That homage has come in many forms over her career, now spanning 45 years since her TV debut on The Garry Moore Show. She has won two Tonys, two Peabodys, six Emmys, a Grammy, awards from the Drama Desk and Outer Critics’ Circle, the ultra-prestigious Mark Twain Prize for American Humor and an Oscar nomination. The latter was for her role as gospel singer Linnea Reese in Nashville, the first of five movies that she made with the great producer/director Robert Altman. Other highlights of Tomlin’s film career include teaming up with Jane Fonda and Dolly Parton to hold their obnoxious boss hostage in 9 to 5, starring with Dustin Hoffman as existential detectives in I (Heart) Huckabees, being hilariously reincarnated into Steve Martin’s body while he’s still using it in All of Me and playing a lesbian archaeologist in Tea with Mussolini.
Then there’s her dazzling stage career. With Appearing Nitely, which won her first Tony in 1977, she became the first woman to carry a Broadway show solo. The second Tony was for the one-woman tour de force The Search for Signs of Intelligent Life in the Universe, which ran twice, in 1985 and 2001 and is generally regarded as her masterpiece.
But it was television that brought Tomlin into most of our lives. She has been a regular on Murphy Brown, Will and Grace, The West Wing and Desperate Housewives. She delighted kids by voicing Ms. Frizzle in the animated TV adaptation of The Magic Schoolbus and by appearing on Sesame Street and The Electric Company. Most of all, we remember her for her panoply of quirky characters on Laugh-In, including Ernestine the rude, nosy telephone operator, Edith Ann the bratty, precocious little girl in the giant rocker, lounge lizard Tommy Velour, Trudy the Bag Lady, Susie the Sorority Girl, Judith Beasley and so many others. Through these inspired incarnations she has become thoroughly ensconced in our pop-culture lexicon. They have become, to use today’s hip terminology, memes.

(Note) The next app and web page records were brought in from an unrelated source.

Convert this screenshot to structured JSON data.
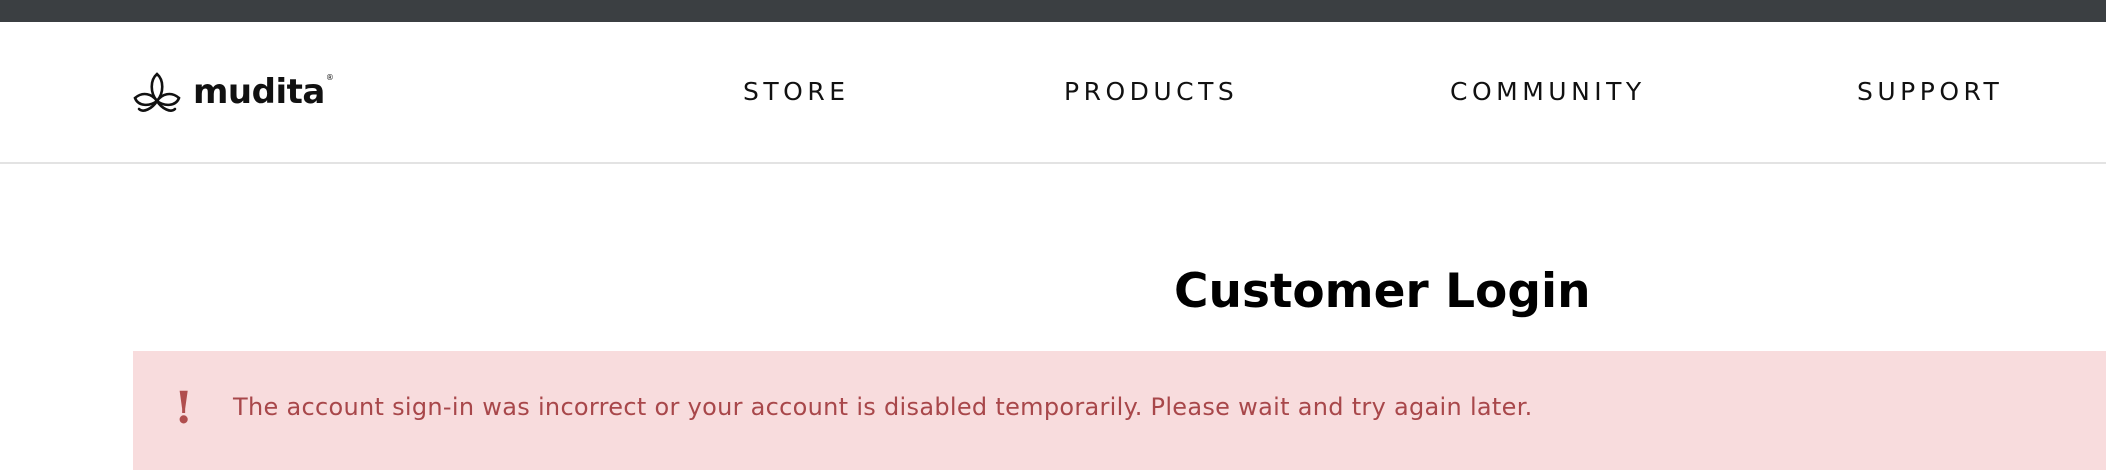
{
  "brand": {
    "name": "mudita",
    "reg_mark": "®"
  },
  "nav": {
    "items": [
      {
        "label": "STORE"
      },
      {
        "label": "PRODUCTS"
      },
      {
        "label": "COMMUNITY"
      },
      {
        "label": "SUPPORT"
      }
    ]
  },
  "page": {
    "title": "Customer Login"
  },
  "alert": {
    "icon": "!",
    "message": "The account sign-in was incorrect or your account is disabled temporarily. Please wait and try again later."
  },
  "colors": {
    "topbar": "#3b3f42",
    "alert_background": "#f8dcdd",
    "alert_text": "#a8474a"
  }
}
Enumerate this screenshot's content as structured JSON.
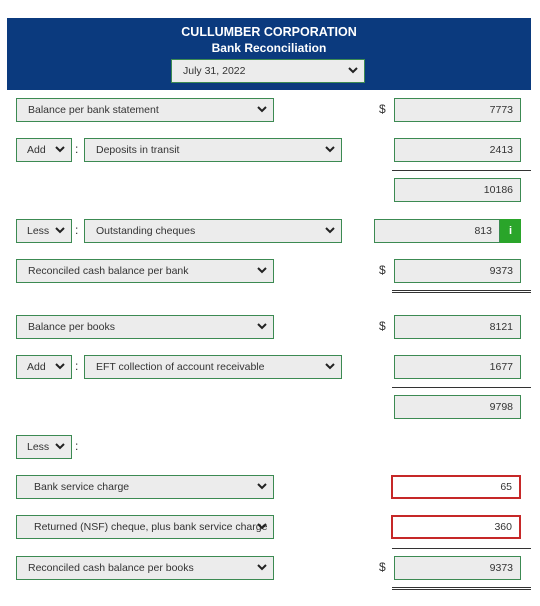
{
  "header": {
    "company": "CULLUMBER CORPORATION",
    "title": "Bank Reconciliation",
    "date_selected": "July 31, 2022"
  },
  "bank": {
    "balance_label": "Balance per bank statement",
    "balance_amount": "7773",
    "add_op": "Add",
    "add_item": "Deposits in transit",
    "add_amount": "2413",
    "subtotal": "10186",
    "less_op": "Less",
    "less_item": "Outstanding cheques",
    "less_amount": "813",
    "reconciled_label": "Reconciled cash balance per bank",
    "reconciled_amount": "9373"
  },
  "books": {
    "balance_label": "Balance per books",
    "balance_amount": "8121",
    "add_op": "Add",
    "add_item": "EFT collection of account receivable",
    "add_amount": "1677",
    "subtotal": "9798",
    "less_op": "Less",
    "less_item1": "Bank service charge",
    "less_amount1": "65",
    "less_item2": "Returned (NSF) cheque, plus bank service charge",
    "less_amount2": "360",
    "reconciled_label": "Reconciled cash balance per books",
    "reconciled_amount": "9373"
  },
  "symbols": {
    "currency": "$",
    "colon": ":",
    "info": "i"
  },
  "colors": {
    "header_bg": "#0b3a7e",
    "field_border": "#3c8a52",
    "error_border": "#c62828",
    "info_green": "#2aa52a"
  }
}
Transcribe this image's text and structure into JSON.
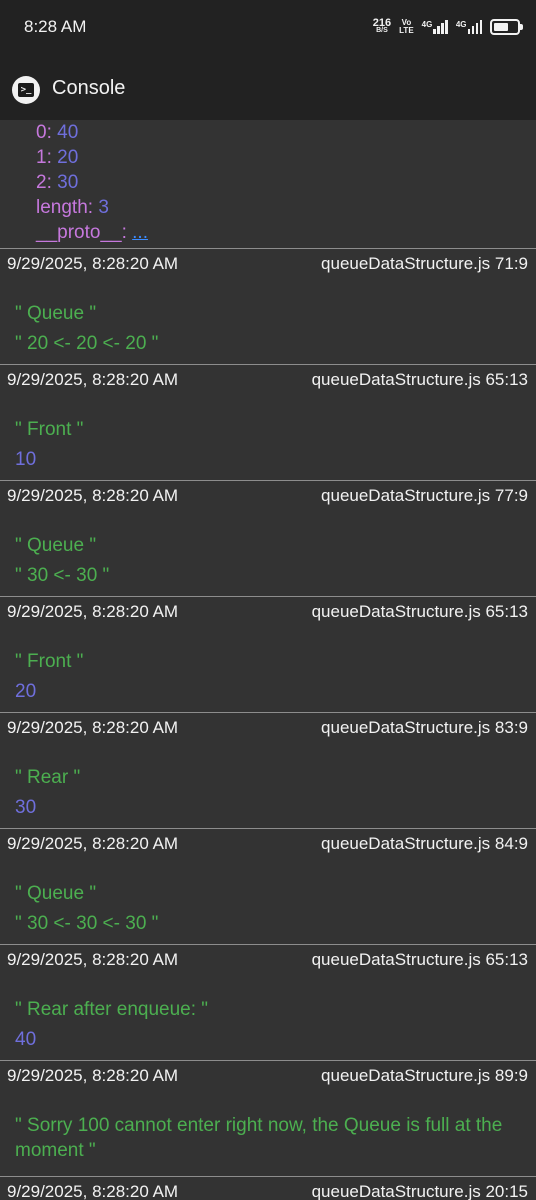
{
  "status_bar": {
    "time": "8:28 AM",
    "speed_value": "216",
    "speed_unit": "B/S",
    "volte_top": "Vo",
    "volte_bottom": "LTE",
    "net1": "4G",
    "net2": "4G",
    "battery_level": 0.52
  },
  "app_bar": {
    "title": "Console"
  },
  "object": {
    "rows": [
      {
        "key": "0:",
        "value": "40"
      },
      {
        "key": "1:",
        "value": "20"
      },
      {
        "key": "2:",
        "value": "30"
      },
      {
        "key": "length:",
        "value": "3"
      },
      {
        "key": "__proto__:",
        "value": "..."
      }
    ]
  },
  "entries": [
    {
      "timestamp": "9/29/2025, 8:28:20 AM",
      "source": "queueDataStructure.js 71:9",
      "line1": "\" Queue \"",
      "line2": "\" 20 <- 20 <- 20 \"",
      "line2_type": "string"
    },
    {
      "timestamp": "9/29/2025, 8:28:20 AM",
      "source": "queueDataStructure.js 65:13",
      "line1": "\" Front \"",
      "line2": "10",
      "line2_type": "number"
    },
    {
      "timestamp": "9/29/2025, 8:28:20 AM",
      "source": "queueDataStructure.js 77:9",
      "line1": "\" Queue \"",
      "line2": "\" 30 <- 30 \"",
      "line2_type": "string"
    },
    {
      "timestamp": "9/29/2025, 8:28:20 AM",
      "source": "queueDataStructure.js 65:13",
      "line1": "\" Front \"",
      "line2": "20",
      "line2_type": "number"
    },
    {
      "timestamp": "9/29/2025, 8:28:20 AM",
      "source": "queueDataStructure.js 83:9",
      "line1": "\" Rear \"",
      "line2": "30",
      "line2_type": "number"
    },
    {
      "timestamp": "9/29/2025, 8:28:20 AM",
      "source": "queueDataStructure.js 84:9",
      "line1": "\" Queue \"",
      "line2": "\" 30 <- 30 <- 30 \"",
      "line2_type": "string"
    },
    {
      "timestamp": "9/29/2025, 8:28:20 AM",
      "source": "queueDataStructure.js 65:13",
      "line1": "\" Rear after enqueue: \"",
      "line2": "40",
      "line2_type": "number"
    },
    {
      "timestamp": "9/29/2025, 8:28:20 AM",
      "source": "queueDataStructure.js 89:9",
      "line1": "\" Sorry 100 cannot enter right now, the Queue is full at the moment \"",
      "line2": "",
      "line2_type": "none"
    },
    {
      "timestamp": "9/29/2025, 8:28:20 AM",
      "source": "queueDataStructure.js 20:15",
      "line1": "",
      "line2": "",
      "line2_type": "none"
    }
  ],
  "colors": {
    "string": "#4caf50",
    "number": "#6f6fdc",
    "key": "#c678dd",
    "link": "#3a8bff",
    "background": "#333333",
    "bar": "#222222"
  }
}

Clearly, an opportunity to see Tomlin perform live is something that one would someday surely regret passing up. So grab your tickets while you still can for “An Evening of Classic Lily Tomlin” at the Ulster Performing Arts Center (UPAC) in Kingston this Sunday, March 27 at 7 p.m. Tickets go for $71 for Golden Circle seating, $51 for general admission and $46 for Bardavon members. They can be obtained at the UPAC box office, located at 602 Broadway in Kingston, (845) 339-6088; at the Bardavon box office at 35 Market Street in Poughkeepsie, (845) 473-2072; or through TicketMaster at (800) 745-3000 or www.ticketmaster.com. For further information, visit www.bardavon.org.